Fools are not fit, or, at least logic would say so. True or not, that statement perfectly fits Maggie: A Girl of the Streets. The application of Social Darwinism allows the reader to more fully understand and comprehend the tale, and its implications. This book is often considered the first Naturalist tale (Maggie, back cover), and often the first is the most extreme and stark in contrast as to what came before. The tale may be stark as such, but not extreme, I think. The morals of the society of that time censored the harsher aspects of tenement life out. Some may believe this book is anti-Capitalist, or at least, anti-Rockefeller capitalism. I feel that is pushing it. While Crane might be pushing some progressive politics here, I do not think it is a social commentary of the fallacies of our free market world. He may simply be trying to alert the hopeful migrant to the city that life there might be much worse than the countryside.

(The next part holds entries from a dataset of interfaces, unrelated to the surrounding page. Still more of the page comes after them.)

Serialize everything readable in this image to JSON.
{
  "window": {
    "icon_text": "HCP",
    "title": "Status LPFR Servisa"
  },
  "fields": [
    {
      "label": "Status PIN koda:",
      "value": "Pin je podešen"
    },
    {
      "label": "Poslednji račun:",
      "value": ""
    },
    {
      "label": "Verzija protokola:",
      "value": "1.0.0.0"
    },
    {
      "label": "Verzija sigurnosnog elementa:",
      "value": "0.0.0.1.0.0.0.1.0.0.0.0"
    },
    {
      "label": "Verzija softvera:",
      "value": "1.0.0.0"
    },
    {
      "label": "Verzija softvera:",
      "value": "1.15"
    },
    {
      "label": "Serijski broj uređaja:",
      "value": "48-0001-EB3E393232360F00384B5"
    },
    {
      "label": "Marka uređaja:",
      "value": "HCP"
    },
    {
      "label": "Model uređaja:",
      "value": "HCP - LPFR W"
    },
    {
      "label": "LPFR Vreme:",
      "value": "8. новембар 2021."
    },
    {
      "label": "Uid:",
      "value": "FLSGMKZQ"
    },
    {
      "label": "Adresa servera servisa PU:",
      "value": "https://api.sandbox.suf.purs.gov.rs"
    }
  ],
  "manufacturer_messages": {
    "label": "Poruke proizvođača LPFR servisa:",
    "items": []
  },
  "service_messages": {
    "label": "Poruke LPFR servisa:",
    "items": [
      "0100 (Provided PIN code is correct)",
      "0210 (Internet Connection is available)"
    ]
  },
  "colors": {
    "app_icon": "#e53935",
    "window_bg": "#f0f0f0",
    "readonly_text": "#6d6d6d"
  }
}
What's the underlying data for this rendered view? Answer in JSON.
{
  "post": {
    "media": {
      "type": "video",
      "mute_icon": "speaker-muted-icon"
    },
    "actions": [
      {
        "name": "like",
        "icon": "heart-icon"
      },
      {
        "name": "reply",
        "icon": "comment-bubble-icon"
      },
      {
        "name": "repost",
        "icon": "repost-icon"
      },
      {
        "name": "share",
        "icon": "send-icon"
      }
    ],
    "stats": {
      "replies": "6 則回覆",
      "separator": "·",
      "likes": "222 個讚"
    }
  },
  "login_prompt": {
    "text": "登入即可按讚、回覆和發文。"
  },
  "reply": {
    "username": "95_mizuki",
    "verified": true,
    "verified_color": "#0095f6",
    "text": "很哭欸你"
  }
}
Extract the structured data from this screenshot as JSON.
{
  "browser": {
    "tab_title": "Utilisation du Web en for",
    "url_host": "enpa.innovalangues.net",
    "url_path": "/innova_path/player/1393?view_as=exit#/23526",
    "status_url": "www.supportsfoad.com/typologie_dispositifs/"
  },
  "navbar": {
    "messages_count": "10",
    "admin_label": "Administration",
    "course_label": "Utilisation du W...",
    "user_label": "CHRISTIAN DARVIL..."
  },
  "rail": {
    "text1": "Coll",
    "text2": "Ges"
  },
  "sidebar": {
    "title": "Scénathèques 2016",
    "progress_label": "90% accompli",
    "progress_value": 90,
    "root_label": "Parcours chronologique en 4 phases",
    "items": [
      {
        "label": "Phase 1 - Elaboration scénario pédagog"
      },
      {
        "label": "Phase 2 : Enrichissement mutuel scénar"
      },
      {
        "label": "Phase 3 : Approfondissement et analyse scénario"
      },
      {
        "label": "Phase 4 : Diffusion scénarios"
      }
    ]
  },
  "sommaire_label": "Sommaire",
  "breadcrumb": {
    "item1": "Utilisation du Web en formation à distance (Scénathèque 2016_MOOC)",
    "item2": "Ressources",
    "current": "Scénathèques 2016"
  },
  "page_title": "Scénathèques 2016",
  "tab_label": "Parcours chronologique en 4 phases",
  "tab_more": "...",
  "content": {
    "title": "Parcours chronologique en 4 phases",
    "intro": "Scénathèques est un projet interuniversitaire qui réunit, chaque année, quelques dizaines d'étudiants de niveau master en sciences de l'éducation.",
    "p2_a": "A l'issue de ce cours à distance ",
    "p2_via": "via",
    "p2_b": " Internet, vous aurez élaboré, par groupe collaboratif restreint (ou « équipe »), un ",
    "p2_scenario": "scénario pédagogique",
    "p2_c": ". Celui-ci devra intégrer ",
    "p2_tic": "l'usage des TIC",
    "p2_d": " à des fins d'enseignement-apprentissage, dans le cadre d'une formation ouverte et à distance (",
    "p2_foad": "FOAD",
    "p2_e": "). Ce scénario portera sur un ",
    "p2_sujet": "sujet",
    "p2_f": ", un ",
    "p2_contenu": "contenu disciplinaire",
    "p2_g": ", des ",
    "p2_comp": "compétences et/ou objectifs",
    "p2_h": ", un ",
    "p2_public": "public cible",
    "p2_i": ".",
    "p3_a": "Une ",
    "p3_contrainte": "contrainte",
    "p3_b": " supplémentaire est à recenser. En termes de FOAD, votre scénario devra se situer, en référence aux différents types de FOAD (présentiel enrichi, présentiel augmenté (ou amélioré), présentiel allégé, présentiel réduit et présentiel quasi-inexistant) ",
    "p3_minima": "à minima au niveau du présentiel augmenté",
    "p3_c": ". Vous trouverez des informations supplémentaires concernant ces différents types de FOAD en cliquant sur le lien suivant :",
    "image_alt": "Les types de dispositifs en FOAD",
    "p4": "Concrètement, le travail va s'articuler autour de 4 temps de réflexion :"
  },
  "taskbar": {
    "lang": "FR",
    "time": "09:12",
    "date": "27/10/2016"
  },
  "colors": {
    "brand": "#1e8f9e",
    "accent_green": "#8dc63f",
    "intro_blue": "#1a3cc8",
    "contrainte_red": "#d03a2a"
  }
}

No one can be sure of what Crane meant, implied, or wrote into Maggie, but as critics or analysts of literature, we are obliged to find themes, philosophies, morals, or ideas imbedded, either intentionally or inadvertently into the fabric of the story. At its heart, the story can be seen as the American dream unrealized. It warns every hopeful immigrant that the American dream is just a dream. It takes ambition to make it a goal.
Crane makes frequent use of colors, and to startling effect. On every page, one can find multiple colors, hues, or shades; why does he use them so verbosely? I feel he used colors so often to express the variety and intensity of life in the Bowery, just as color defines the beauty of life and its evolution. However, color in the Bowery represents the hardship and cruelty of tenement life.
Maggie’s death presents an interesting possibility. Does her death, and her mother’s reaction to it, represent Humanity’s reaction to the extinction of certain species of late? Since we are discussing Social Darwinism, we should discuss the other form of Darwinism dominated by Man: artificial selection. Maggie’s mother, Mary, cursed her as she left home with Pete, yet promised forgiveness after her death (Maggie, 54). Does that not parallel our feelings towards the tiger or wild horse, who near extinction day-by-day, and those in their midst wish them gone, or care not for their preservation? Would those people plead Nature to give them back what they hated or did not want? This question can extends to materialism: we never know what we need, want, or love until we lose it.
So, it seems fair to say that Maggie: A Girl of the Streets is a morality tale which is set against the backdrop of the dying Gilded Age, in the framework of Social Darwinism and expresses the influence the outside world has on our destiny in the genre of Naturalism. The first of its kind, this novella is unique in its philosophy; it is not overt or subversive, it is plain and clear. It makes no promises, nor any statement of an opinion, only simply proclaims what is visible and known to be true. The story shows the realities of life in that setting, and sugarcoats none of it; for if it did, it would not have aged as well as it has. But, none of these things matter if you’re just looking for a good story, because anything can be a good story—Darwinian or not—and, as Plato said, “Taste is indisputable.”